Even with a wrapped ricasso, and skilled hands, the Claymore could be a challenge to wield. It's just plain old physics. Objects want to keep traveling in a straight path. The greater the mass of a thing, the harder it is to disrupt its progress. The harder the swing of the claymore, the more difficult it was to stop. 

If you missed the opponent, the swing could bring your arms away from your body leaving it completely open to attack. For that same reason, it was not a great weapon for infighting. Defensively, one would want to dodge the swing of a Claymore, step in and strike because the wielder had next to no defense. Because of the Claymore's size, it wasn't possible to also carry a shield. So, you really needed to hit your target or you'd be in a pickle

The weight of the sword also created an issue for endurance. Five pounds may not seem like much, but it gets very heavy. You can't compare it to holding a five pound weight in the hand as the weight of a sword extends away from the body. But, even if it were concentrated in the hand like a weight, try swinging that for more than five minutes!

Another disadvantage of the Claymore was that it couldn't be used well in coordination with other warriors. For example, it would be difficult to fight in a group of three for the simple fact the Claymore was big and more difficult to control. You could lop your fellow soldier's arm off! And yes, the Claymore could lop off an arm.

Finally because of its size, the Claymore had to be carried on the back or on one's horse which made it not so easy to draw. 

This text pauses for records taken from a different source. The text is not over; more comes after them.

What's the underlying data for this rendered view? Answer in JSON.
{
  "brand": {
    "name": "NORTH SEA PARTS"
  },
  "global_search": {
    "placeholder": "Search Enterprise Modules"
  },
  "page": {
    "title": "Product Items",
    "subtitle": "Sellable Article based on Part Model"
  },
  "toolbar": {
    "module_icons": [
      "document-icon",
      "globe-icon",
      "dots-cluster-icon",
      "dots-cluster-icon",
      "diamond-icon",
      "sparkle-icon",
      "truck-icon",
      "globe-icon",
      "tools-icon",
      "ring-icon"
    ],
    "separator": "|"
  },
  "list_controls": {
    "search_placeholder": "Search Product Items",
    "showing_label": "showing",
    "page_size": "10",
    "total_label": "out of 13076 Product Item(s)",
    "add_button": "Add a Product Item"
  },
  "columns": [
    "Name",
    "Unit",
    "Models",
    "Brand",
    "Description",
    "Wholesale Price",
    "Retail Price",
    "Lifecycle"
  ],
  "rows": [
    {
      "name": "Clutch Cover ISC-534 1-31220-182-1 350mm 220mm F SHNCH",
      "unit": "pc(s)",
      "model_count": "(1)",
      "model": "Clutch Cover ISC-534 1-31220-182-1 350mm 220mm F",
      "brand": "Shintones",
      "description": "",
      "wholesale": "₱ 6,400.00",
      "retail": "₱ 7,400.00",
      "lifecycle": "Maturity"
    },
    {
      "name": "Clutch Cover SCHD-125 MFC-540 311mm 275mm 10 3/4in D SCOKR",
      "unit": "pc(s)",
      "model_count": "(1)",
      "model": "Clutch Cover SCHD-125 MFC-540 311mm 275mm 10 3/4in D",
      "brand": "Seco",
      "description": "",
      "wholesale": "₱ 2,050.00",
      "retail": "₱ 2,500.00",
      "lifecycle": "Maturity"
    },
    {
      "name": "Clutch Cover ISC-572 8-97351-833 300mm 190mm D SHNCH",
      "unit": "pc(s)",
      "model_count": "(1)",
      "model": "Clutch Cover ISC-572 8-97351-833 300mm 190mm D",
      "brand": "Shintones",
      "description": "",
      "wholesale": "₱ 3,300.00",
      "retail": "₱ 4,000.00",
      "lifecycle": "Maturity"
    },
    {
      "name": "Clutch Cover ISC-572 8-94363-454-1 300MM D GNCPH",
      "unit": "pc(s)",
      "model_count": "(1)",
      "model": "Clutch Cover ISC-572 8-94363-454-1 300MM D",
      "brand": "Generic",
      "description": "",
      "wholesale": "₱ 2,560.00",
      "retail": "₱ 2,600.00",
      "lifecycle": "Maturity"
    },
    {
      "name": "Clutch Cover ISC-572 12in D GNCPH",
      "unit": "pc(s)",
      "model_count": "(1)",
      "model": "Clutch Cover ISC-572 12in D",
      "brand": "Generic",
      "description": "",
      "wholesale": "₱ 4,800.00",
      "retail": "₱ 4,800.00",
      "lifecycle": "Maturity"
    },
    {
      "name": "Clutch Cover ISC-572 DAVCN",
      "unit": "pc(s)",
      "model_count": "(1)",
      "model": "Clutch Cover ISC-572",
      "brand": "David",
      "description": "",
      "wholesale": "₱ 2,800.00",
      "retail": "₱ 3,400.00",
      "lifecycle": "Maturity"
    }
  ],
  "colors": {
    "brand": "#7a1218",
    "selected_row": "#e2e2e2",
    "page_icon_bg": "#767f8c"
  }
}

So, ya gotta ask yourself what it is you want to accomplish. Do you want intimidation, heft and force or the ability to carry a shield and greater dexterity?  

Is the Claymore a great sword? Yes. That's literally the words from whence its name is derived. Is it the be all end all? No. No sword is nor was meant to be.

Here's the Forged in Fire episode all about the Claymore.

Until the next time at, get blood on your pages!